Stored items from a collection:
BEGIN

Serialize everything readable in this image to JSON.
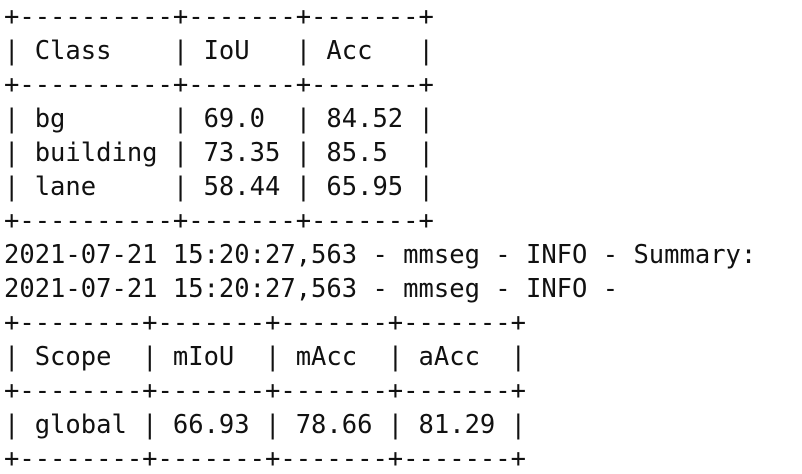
{
  "class_table": {
    "border_top": "+----------+-------+-------+",
    "header": "| Class    | IoU   | Acc   |",
    "border_mid": "+----------+-------+-------+",
    "rows": [
      "| bg       | 69.0  | 84.52 |",
      "| building | 73.35 | 85.5  |",
      "| lane     | 58.44 | 65.95 |"
    ],
    "border_bottom": "+----------+-------+-------+"
  },
  "log_lines": [
    "2021-07-21 15:20:27,563 - mmseg - INFO - Summary:",
    "2021-07-21 15:20:27,563 - mmseg - INFO -"
  ],
  "summary_table": {
    "border_top": "+--------+-------+-------+-------+",
    "header": "| Scope  | mIoU  | mAcc  | aAcc  |",
    "border_mid": "+--------+-------+-------+-------+",
    "row": "| global | 66.93 | 78.66 | 81.29 |",
    "border_bottom": "+--------+-------+-------+-------+"
  }
}
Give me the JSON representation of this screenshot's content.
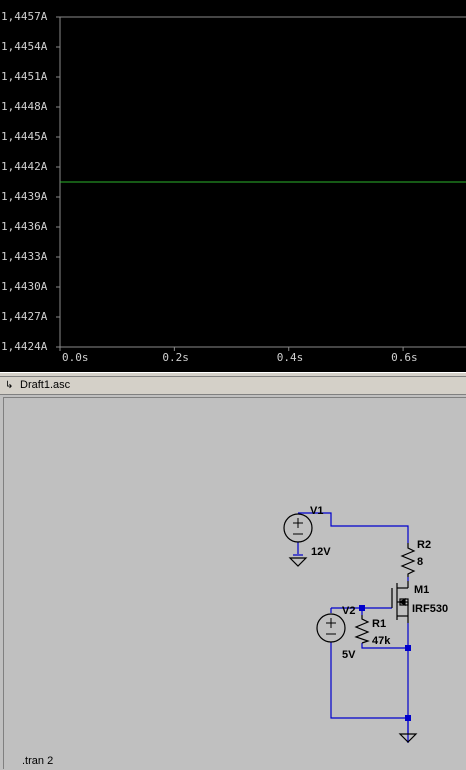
{
  "plot": {
    "y_ticks": [
      "1,4457A",
      "1,4454A",
      "1,4451A",
      "1,4448A",
      "1,4445A",
      "1,4442A",
      "1,4439A",
      "1,4436A",
      "1,4433A",
      "1,4430A",
      "1,4427A",
      "1,4424A"
    ],
    "x_ticks": [
      "0.0s",
      "0.2s",
      "0.4s",
      "0.6s"
    ],
    "trace_color": "#2bb52b",
    "grid_color": "#8a8a8a"
  },
  "chart_data": {
    "type": "line",
    "xlabel": "",
    "ylabel": "",
    "title": "",
    "xlim": [
      0.0,
      0.71
    ],
    "ylim": [
      1.4424,
      1.4457
    ],
    "series": [
      {
        "x": [
          0.0,
          0.71
        ],
        "y": [
          1.44405,
          1.44405
        ],
        "color": "#2bb52b"
      }
    ]
  },
  "schematic_window": {
    "title": "Draft1.asc",
    "icon": "schematic-doc-icon"
  },
  "schematic": {
    "wire_color": "#0000cc",
    "v1": {
      "name": "V1",
      "value": "12V"
    },
    "r2": {
      "name": "R2",
      "value": "8"
    },
    "m1": {
      "name": "M1",
      "value": "IRF530"
    },
    "v2": {
      "name": "V2",
      "value": "5V"
    },
    "r1": {
      "name": "R1",
      "value": "47k"
    },
    "directive": ".tran 2"
  }
}
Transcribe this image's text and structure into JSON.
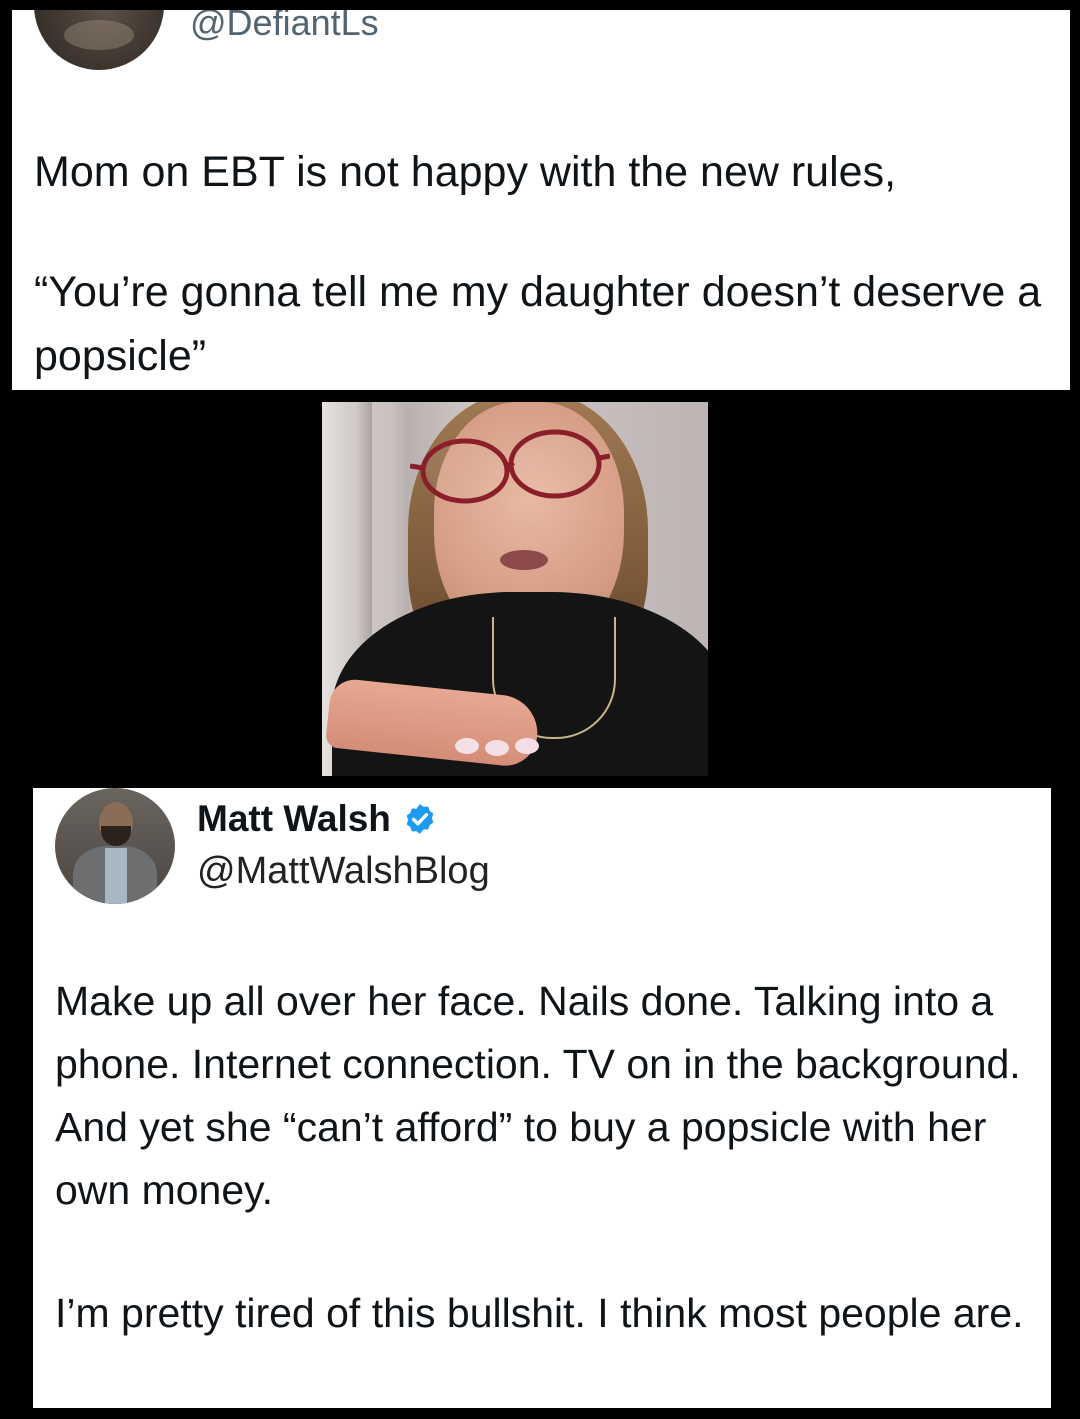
{
  "tweet1": {
    "handle": "@DefiantLs",
    "text_line1": "Mom on EBT is not happy with the new rules,",
    "text_quote": "“You’re gonna tell me my daughter doesn’t deserve a popsicle”"
  },
  "photo": {
    "icon": "video-still-photo"
  },
  "tweet2": {
    "name": "Matt Walsh",
    "verified_icon": "verified-badge-icon",
    "handle": "@MattWalshBlog",
    "paragraph1": "Make up all over her face. Nails done. Talking into a phone. Internet connection. TV on in the background. And yet she “can’t afford” to buy a popsicle with her own money.",
    "paragraph2": "I’m pretty tired of this bullshit. I think most people are."
  },
  "colors": {
    "background": "#000000",
    "card": "#ffffff",
    "handle_gray": "#536471",
    "verified_blue": "#1d9bf0"
  }
}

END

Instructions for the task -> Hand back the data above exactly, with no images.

Your response ->
Serialize everything readable in this image to JSON.
{
  "class_table": {
    "border_top": "+----------+-------+-------+",
    "header": "| Class    | IoU   | Acc   |",
    "border_mid": "+----------+-------+-------+",
    "rows": [
      "| bg       | 69.0  | 84.52 |",
      "| building | 73.35 | 85.5  |",
      "| lane     | 58.44 | 65.95 |"
    ],
    "border_bottom": "+----------+-------+-------+"
  },
  "log_lines": [
    "2021-07-21 15:20:27,563 - mmseg - INFO - Summary:",
    "2021-07-21 15:20:27,563 - mmseg - INFO -"
  ],
  "summary_table": {
    "border_top": "+--------+-------+-------+-------+",
    "header": "| Scope  | mIoU  | mAcc  | aAcc  |",
    "border_mid": "+--------+-------+-------+-------+",
    "row": "| global | 66.93 | 78.66 | 81.29 |",
    "border_bottom": "+--------+-------+-------+-------+"
  }
}
Give me the JSON representation of this screenshot's content.
{
  "plot": {
    "y_ticks": [
      "1,4457A",
      "1,4454A",
      "1,4451A",
      "1,4448A",
      "1,4445A",
      "1,4442A",
      "1,4439A",
      "1,4436A",
      "1,4433A",
      "1,4430A",
      "1,4427A",
      "1,4424A"
    ],
    "x_ticks": [
      "0.0s",
      "0.2s",
      "0.4s",
      "0.6s"
    ],
    "trace_color": "#2bb52b",
    "grid_color": "#8a8a8a"
  },
  "chart_data": {
    "type": "line",
    "xlabel": "",
    "ylabel": "",
    "title": "",
    "xlim": [
      0.0,
      0.71
    ],
    "ylim": [
      1.4424,
      1.4457
    ],
    "series": [
      {
        "x": [
          0.0,
          0.71
        ],
        "y": [
          1.44405,
          1.44405
        ],
        "color": "#2bb52b"
      }
    ]
  },
  "schematic_window": {
    "title": "Draft1.asc",
    "icon": "schematic-doc-icon"
  },
  "schematic": {
    "wire_color": "#0000cc",
    "v1": {
      "name": "V1",
      "value": "12V"
    },
    "r2": {
      "name": "R2",
      "value": "8"
    },
    "m1": {
      "name": "M1",
      "value": "IRF530"
    },
    "v2": {
      "name": "V2",
      "value": "5V"
    },
    "r1": {
      "name": "R1",
      "value": "47k"
    },
    "directive": ".tran 2"
  }
}
Transcribe this image's text and structure into JSON.
{
  "tweet1": {
    "handle": "@DefiantLs",
    "text_line1": "Mom on EBT is not happy with the new rules,",
    "text_quote": "“You’re gonna tell me my daughter doesn’t deserve a popsicle”"
  },
  "photo": {
    "icon": "video-still-photo"
  },
  "tweet2": {
    "name": "Matt Walsh",
    "verified_icon": "verified-badge-icon",
    "handle": "@MattWalshBlog",
    "paragraph1": "Make up all over her face. Nails done. Talking into a phone. Internet connection. TV on in the background. And yet she “can’t afford” to buy a popsicle with her own money.",
    "paragraph2": "I’m pretty tired of this bullshit. I think most people are."
  },
  "colors": {
    "background": "#000000",
    "card": "#ffffff",
    "handle_gray": "#536471",
    "verified_blue": "#1d9bf0"
  }
}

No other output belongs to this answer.